Father of the Internet: The Internet Isn't a Human Right

Vint Cerf knows the internet. He co-created it in its baby military form, and he now serves as Google's "Internet Evangelist." You might be surprised, then, when he says the internet isn't a human right—but he's correct.

Cerf's spiel, the entirety of which is worth reading in the NYT, boils down to this: human rights are things fundamental to our wellbeing as humans. Things that allow us not only to survive, but to flourish as a species: clean water, not being raped, expressing our thoughts without reprisal. These rights can be chiseled in stone, and would make as much sense 500 years ago as 500 years from now. Why? They have nothing to do with tech—though that doesn't mean tech's not part of the picture:

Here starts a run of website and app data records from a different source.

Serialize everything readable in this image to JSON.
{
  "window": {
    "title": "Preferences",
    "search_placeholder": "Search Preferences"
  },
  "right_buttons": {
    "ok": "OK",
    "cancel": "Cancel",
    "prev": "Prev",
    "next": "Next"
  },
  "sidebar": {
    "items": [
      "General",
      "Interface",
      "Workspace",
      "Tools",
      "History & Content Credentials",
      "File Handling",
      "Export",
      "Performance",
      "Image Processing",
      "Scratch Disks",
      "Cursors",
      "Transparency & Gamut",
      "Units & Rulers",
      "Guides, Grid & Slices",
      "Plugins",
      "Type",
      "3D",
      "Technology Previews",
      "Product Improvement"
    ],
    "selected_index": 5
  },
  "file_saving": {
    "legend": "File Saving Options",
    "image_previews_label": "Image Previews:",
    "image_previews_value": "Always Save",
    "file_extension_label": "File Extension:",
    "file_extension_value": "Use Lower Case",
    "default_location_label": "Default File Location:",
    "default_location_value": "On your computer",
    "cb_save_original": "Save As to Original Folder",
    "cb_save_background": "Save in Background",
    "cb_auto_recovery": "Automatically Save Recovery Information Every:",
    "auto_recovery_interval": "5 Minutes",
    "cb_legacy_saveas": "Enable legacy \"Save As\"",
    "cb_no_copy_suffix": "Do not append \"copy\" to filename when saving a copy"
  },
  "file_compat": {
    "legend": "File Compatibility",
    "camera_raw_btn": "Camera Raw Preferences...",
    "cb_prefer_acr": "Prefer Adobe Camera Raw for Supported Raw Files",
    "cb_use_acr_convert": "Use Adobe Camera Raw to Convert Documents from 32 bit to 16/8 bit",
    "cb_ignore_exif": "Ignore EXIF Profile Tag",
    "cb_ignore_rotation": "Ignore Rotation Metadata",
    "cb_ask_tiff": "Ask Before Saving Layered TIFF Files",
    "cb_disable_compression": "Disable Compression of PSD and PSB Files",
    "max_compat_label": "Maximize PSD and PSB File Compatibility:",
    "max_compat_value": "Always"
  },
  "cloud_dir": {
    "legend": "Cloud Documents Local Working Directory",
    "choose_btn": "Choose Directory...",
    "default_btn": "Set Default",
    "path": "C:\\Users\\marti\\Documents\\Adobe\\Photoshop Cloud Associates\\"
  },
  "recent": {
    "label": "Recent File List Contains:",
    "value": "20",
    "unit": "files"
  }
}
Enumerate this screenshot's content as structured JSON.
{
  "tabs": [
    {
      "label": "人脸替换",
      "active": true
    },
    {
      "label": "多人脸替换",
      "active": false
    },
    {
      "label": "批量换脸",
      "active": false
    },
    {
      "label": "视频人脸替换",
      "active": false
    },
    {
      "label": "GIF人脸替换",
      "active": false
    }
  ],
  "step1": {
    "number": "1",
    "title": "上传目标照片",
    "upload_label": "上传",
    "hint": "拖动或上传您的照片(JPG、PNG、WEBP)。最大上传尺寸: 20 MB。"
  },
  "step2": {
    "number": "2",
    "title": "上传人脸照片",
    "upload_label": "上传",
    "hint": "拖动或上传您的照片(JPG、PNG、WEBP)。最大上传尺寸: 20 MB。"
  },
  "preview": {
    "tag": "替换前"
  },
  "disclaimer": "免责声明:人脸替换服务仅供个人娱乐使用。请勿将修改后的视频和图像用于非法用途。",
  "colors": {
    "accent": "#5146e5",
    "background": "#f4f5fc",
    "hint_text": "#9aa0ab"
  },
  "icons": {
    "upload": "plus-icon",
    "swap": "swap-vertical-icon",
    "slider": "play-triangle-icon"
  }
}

Technology is an enabler of rights, not a right itself...It is a mistake to place any particular technology in this exalted category, since over time we will end up valuing the wrong things. For example, at one time if you didn't have a horse it was hard to make a living. But the important right in that case was the right to make a living, not the right to a horse. Today, if I were granted a right to have a horse, I'm not sure where I would put it.

This is spot on. The internet is currently an indispensable part of enabling free speech—but it's not free speech itself. Someday, there will be no internet, because we'll be using something better. So to look back and see that we once enshrined it on the same plane as life, liberty, and the pursuit of a bunch of nice things will be pretty embarrassing.

This doesn't mean give up on making the internet great and accessible, says Cerf:

Improving the Internet is just one means, albeit an important one, by which to improve the human condition. It must be done with an appreciation for the civil and human rights that deserve protection - without pretending that access itself is such a right.

It's a matter of priorities. Let's worry about people who are literally starving before we worry about getting them Twitter so they can talk about it. [NYT]